There is no humungous grief scale that determines who hurts more – or less. The absurdity in that approach would indicate that my pain has far more meaning because I was married for 30 years in comparison to your five or ten years – Of course not – but when we (especially widows) begin to impose guidelines or measure our pain, our success one to the other – it causes me pause, especially if they regard themselves as “healed” and qualified to share the proper “how-to’s” in an effort to instruct someone – how to move on with their lives. I can say with certainty that I would have been shattered in my early days of my grieving had I traveled across her path. Ironically I did in fact sign on to attend a conference hosted by that Widow’s Club but circumstances prevented my participation. I do however continue to follow it’s founder, I love her testimony, her candor, her humor and her willingness to share of her heartache – disappointments and ultimately her arrival at a new life. I am inspired by her journey.

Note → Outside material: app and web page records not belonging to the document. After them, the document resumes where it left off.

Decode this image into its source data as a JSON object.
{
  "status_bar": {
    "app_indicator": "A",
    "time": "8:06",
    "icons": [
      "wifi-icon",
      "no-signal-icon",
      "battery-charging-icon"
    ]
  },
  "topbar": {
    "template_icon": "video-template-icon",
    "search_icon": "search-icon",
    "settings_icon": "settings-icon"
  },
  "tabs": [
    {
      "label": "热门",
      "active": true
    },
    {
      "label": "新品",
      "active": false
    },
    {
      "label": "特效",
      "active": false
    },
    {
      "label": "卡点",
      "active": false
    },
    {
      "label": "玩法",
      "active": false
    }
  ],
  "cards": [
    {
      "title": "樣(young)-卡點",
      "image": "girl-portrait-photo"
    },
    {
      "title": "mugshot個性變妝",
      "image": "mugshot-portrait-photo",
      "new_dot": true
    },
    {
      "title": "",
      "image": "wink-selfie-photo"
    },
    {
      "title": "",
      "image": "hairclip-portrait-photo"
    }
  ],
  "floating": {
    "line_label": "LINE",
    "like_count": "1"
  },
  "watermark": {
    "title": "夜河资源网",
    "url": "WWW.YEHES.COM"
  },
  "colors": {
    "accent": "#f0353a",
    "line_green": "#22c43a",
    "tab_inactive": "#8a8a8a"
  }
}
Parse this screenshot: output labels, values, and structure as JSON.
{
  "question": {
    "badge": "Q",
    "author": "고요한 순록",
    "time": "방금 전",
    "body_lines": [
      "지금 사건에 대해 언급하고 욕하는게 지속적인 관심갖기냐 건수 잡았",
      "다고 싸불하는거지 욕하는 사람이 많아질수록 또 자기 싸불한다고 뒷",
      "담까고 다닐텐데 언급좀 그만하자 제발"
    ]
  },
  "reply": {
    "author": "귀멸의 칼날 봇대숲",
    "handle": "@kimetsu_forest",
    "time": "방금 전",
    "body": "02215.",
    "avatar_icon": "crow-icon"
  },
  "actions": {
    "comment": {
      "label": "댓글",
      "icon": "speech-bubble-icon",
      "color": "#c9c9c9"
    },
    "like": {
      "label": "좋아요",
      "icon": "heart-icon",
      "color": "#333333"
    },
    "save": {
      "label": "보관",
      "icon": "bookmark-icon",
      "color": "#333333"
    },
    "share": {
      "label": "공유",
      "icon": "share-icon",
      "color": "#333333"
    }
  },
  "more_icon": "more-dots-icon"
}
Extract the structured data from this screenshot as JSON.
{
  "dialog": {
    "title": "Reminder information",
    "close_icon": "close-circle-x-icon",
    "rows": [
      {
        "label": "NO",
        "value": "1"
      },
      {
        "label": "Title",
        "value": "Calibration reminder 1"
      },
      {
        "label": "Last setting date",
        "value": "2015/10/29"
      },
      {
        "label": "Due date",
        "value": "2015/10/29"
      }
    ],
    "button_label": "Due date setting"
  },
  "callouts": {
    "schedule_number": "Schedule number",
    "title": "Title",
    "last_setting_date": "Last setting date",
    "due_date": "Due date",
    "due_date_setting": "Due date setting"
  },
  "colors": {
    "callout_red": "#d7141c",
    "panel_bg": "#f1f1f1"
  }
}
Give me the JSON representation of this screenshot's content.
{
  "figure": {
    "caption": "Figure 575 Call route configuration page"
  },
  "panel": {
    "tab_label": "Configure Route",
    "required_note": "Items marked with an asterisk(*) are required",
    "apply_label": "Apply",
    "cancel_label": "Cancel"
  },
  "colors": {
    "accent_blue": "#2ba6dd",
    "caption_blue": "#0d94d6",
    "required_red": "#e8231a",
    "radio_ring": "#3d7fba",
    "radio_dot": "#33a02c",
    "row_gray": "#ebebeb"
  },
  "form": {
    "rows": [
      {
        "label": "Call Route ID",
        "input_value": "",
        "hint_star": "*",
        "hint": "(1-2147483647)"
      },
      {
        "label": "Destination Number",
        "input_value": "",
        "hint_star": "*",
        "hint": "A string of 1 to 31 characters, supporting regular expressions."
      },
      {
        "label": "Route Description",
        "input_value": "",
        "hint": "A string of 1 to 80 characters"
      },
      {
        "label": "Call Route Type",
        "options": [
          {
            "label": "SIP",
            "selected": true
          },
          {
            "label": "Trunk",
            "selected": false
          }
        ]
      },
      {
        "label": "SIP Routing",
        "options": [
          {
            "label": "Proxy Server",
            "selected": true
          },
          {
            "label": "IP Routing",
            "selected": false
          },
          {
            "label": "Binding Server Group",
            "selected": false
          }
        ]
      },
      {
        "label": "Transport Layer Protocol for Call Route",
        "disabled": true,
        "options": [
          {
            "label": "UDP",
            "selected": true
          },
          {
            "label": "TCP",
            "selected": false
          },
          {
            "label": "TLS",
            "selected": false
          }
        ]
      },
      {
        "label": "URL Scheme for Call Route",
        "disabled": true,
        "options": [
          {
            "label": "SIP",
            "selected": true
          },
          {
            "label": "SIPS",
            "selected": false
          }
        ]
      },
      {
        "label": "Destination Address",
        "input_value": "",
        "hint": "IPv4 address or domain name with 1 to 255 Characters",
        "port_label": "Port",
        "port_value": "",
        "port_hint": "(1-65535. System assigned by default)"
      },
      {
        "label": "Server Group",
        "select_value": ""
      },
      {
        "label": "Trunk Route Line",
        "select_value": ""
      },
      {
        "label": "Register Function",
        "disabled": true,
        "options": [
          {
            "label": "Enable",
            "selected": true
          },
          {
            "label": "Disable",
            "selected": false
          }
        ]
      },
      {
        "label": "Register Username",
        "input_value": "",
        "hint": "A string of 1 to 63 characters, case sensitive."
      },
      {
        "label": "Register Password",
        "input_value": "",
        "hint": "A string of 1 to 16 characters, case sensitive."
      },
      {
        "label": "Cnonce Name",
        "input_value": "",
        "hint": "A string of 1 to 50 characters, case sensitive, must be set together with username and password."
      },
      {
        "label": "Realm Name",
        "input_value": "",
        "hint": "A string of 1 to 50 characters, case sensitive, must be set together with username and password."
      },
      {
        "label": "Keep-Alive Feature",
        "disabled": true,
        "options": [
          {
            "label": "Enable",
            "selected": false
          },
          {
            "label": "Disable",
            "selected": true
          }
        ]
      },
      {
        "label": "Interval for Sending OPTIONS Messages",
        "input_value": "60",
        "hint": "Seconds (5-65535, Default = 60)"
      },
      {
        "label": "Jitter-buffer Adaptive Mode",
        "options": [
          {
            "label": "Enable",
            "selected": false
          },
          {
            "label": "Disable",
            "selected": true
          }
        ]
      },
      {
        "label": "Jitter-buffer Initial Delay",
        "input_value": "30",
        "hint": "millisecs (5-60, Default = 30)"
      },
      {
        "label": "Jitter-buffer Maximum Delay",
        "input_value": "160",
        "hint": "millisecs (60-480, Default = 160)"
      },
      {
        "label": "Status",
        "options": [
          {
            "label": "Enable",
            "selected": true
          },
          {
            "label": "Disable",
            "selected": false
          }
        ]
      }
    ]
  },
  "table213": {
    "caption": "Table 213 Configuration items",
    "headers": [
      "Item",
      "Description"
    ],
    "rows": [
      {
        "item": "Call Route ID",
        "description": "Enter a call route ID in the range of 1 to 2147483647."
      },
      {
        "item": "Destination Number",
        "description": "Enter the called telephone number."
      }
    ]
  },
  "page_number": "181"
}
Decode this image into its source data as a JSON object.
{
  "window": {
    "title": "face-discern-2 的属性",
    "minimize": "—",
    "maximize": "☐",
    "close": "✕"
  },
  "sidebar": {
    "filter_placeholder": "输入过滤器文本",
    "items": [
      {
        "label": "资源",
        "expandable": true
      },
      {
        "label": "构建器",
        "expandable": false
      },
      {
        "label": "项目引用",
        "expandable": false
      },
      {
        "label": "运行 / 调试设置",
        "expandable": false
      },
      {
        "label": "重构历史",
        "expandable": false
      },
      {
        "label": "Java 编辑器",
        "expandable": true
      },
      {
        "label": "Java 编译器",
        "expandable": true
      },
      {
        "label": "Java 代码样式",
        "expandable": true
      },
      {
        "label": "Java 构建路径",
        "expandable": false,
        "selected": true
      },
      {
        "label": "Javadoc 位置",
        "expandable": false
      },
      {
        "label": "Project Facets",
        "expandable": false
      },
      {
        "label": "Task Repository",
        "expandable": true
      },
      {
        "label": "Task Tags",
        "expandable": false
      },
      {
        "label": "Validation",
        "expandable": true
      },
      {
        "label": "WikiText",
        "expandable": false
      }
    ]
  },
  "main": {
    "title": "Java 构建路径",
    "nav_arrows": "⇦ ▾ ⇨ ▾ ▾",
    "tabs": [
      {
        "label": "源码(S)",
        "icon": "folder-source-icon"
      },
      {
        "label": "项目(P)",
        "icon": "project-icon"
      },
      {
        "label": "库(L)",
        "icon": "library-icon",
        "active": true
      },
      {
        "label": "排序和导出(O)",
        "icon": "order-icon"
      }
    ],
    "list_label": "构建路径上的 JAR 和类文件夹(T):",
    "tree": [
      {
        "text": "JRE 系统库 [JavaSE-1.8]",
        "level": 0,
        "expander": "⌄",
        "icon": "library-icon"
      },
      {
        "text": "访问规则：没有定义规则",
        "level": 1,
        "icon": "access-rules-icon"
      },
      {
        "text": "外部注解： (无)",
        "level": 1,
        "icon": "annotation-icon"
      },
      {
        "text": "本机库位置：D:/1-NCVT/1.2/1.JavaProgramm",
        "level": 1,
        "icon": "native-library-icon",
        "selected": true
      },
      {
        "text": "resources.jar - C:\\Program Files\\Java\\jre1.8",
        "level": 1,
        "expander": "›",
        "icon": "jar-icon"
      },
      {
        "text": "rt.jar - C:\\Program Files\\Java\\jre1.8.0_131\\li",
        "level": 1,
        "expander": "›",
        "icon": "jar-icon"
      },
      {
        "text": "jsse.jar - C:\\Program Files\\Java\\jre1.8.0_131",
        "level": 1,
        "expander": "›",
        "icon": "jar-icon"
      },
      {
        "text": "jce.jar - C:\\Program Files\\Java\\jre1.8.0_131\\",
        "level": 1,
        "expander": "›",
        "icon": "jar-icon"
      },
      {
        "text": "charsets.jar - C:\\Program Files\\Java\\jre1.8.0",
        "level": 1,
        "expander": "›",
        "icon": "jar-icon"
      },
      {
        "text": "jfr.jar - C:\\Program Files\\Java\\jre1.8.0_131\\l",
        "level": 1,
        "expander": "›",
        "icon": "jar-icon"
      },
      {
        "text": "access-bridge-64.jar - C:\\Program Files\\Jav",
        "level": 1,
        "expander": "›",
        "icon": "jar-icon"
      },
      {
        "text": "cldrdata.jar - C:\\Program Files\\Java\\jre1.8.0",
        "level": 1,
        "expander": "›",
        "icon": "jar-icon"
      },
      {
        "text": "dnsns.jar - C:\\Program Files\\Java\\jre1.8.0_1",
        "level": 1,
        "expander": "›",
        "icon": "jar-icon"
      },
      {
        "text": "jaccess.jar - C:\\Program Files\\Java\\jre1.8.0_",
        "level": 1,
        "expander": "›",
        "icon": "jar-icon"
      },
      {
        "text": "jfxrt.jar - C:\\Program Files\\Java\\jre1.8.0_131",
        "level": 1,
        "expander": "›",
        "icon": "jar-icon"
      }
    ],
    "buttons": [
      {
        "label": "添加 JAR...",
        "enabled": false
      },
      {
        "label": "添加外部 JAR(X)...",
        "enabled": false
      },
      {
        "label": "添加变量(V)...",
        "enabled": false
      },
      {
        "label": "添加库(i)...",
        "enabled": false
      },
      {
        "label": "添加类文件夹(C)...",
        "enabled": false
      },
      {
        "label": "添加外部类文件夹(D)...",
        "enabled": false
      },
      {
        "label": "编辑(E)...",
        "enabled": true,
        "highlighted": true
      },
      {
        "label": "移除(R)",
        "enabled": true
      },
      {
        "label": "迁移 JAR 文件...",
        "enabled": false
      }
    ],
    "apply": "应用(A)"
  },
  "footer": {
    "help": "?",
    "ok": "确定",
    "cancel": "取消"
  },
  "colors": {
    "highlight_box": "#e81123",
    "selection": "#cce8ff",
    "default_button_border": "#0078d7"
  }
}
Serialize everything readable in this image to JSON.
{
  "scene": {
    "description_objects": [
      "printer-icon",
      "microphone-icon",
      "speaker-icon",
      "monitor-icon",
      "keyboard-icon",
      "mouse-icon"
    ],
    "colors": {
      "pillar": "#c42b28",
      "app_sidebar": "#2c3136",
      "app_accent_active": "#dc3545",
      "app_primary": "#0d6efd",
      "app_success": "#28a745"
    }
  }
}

Pain cannot be calculated – there is no measurement. January will mark 3 years since the death of my husband. There are enough people in my own life who by the way have not suffered the loss of a spouse – in their lives (thankfully), that continually object to the speed in which I have moved through my grief – so perhaps I am a little hypersensitive to the one widow’s comment who believed that 3 years was much too long of a time frame to be sad and not over it yet.
I am grieving the loss of 30 years of a shared identity – he’ll not see his Grandchildren making their way into the world. There are Christmases and birthdays that will never be celebrated – walks on the beach, vacations to favorite spots that have been visited for the last 25 years – together. No one to hold my hand, and tell me in the way that only he could – how beautiful I was – in a pair of jeans, a t-shit and flip-flops. No one to wipe away my tears – no one to comfort me when I am sad – alone or disappointment has found it’s way into my heart. No one to walk through a grocery store and eat a box of cookies with, while you shop – no one to spend your lazy Sunday afternoon with. My husband will not be seated next to me to witness a promise made to a Father – a commitment fulfilled by his Son, when he receives his degree. That is a personal pain – one that cannot be qualified or measured.
We need to be careful to remain sensitive and supportive of one another. My own journey has found hope and a desire to live a full life despite the loss of my beloved husband but I’ll never get over his loss, I will never be better – I pray for healthy and whole and those early days of pain, sorrow and despair will always be just below the surface that might very well erupt in the form of sadness maybe even tears during those missed graduations, weddings and births of a new generation of his legacy. Gratitude makes it possible for us to move forward [and I differentiate between moving on; leaving my life and my memories behind and moving forward; taking my memories and all of my shared life’s experiences with David, with me into a new future] and it should be the same gratitude that dwells within our hearts that allows us to extend graciousness and compassion to others who are hurting and struggling in their journey.
The God I know and serve is a kind and loving God – I too have relied on Him in my dark days and in His faithfulness He has carried me to higher ground. But there have also been dark moments, my seasons in the valley, where I have learned my most valuable lessons. The pain of grief should never be associated with a lack of faith. “For I know the plans I have for you,” declares the LORD, “plans to prosper you and not to harm you, plans to give you hope and a future.” – Jeremiah 29:11
unless you have real compassion you cannot recognize love – Thurman